Orono Action presented their 2020 platform to the Orono Public School board members during their board meeting on Jan. 27.
The nonpartisan committee of the Orono school board consists of parents and community leaders and “advocates on behalf of” Orono students by “developing legislative platform endorsed by the school board that articulates our legislative priorities.”
Co-chairs Amy Alworth and Emily Bremmer Forbes presented their three point platform to the board. The number one priority, according to Alworth, is to “increase special education funding to reduce the special education cross subsidy. For Orono, the special education cross subsidy is more than $1.4 million for the fiscal year 2018.”
“To begin, the cross subsidy is still a big problem. Thankfully our legislators last year contributed $9.7 million to the special [education] formula, calling it cross subsidy special aid. We’d still like to see major progress in decreasing the gap that individual districts are responsible for covering,” Alworth said.
The second point included in the platform states “Diverting taxpayer dollars from transparent, accountable public schools, which accept all students, to pay for education at private institutions that are held to none of these standards is fiscally irresponsible and harms our future workforce. These diversion proposals include vouchers, tax credits and scholarships.”
Board member Mike Bash commented on the language used in the second point and suggested the language should not be aimed at any specific types of institutions.
The third piece to the platform involves “index local optional revenue to account for geographic wage differences.”
The board approved the platform at the meeting.
Orono High School Principal Dr. Amy Steiner then presented the timeline for registration and the goals.
“Our goals for this process really, bottom line, is we want kids in the right classes.
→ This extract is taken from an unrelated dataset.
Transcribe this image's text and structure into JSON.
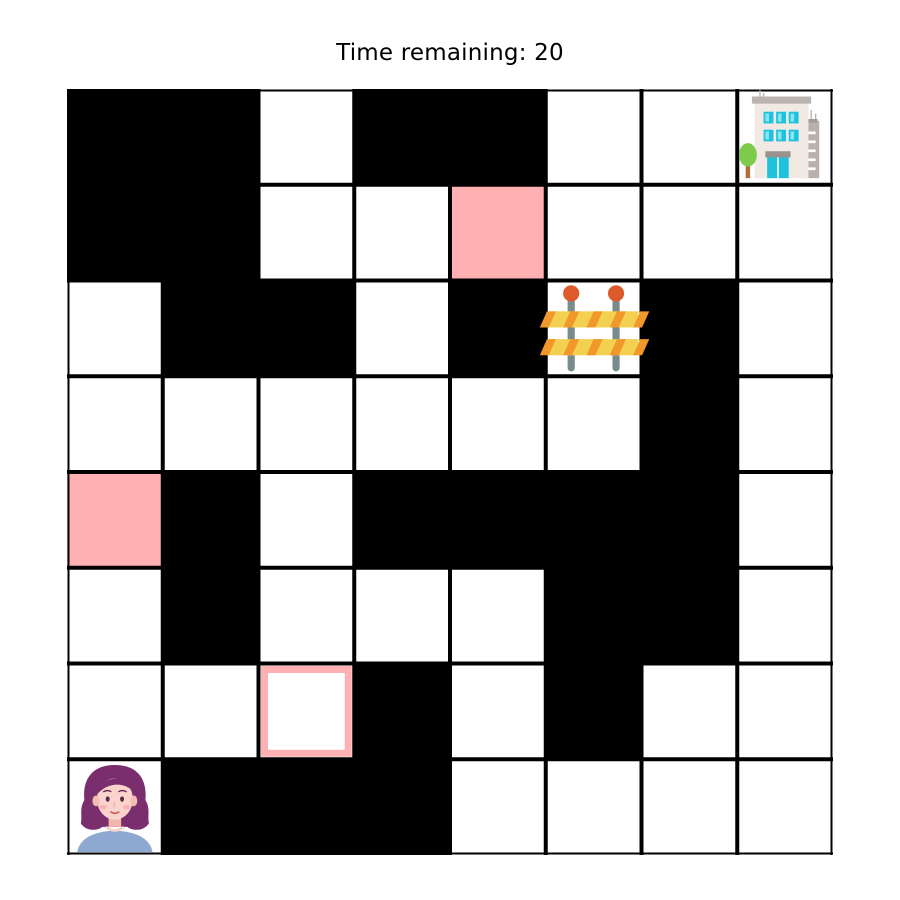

By that we want kids to be appropriately challenged,” she said. “We also want to find classes that help engage them, spark their passion, feed their passion, their interests...and also maybe open some doors in the post secondary world they didn’t know they had.”
Steiner also discussed a change she would like to see in the Spanish curriculum with the goal to increase language proficiency. Steiner recommended a possible new curriculum not only includes grammar and vocab but also engages students by having them look at their own culture as well as to think about other cultures.
“It will really help us align and move to a curriculum that’s more aligned with the district’s goals and visions for world language programs,” she said.
A change students will see in Physics 9 classes is related to the way the teachers instruct. The classes will be moving towards a modeling instruction, which is “discovery and inquiry based” rather than a lecture approach according to Steiner.
“It involves leading questions, having students explore, having students ask questions and a lot of discussion with their peers and really being actively engaged, which we also think will help draw kids in a little bit, into physics, which doesn’t always grab enough students,” she said.
Board member Laura Wallander asked if students will need to be more content focused at an earlier level.
“That’s what’s engaging about it. [Students] don’t have to feel like they have to know something going into it. It’s all about their own discovery of it and then the teacher adds in the content as they’re exploring it,” Steiner responded.
Superintendent Karen Orcutt added as the state changes standards, the test scores have increased in rigor over time and have led the school board and staff at test scores and what the nuances are.
“It’s an important time to remind everyone that when we make changes in curriculum we’re watching test scores over time very closely. All of the science standards are not just changes in curriculum, they are changes in teaching methodology,” she said.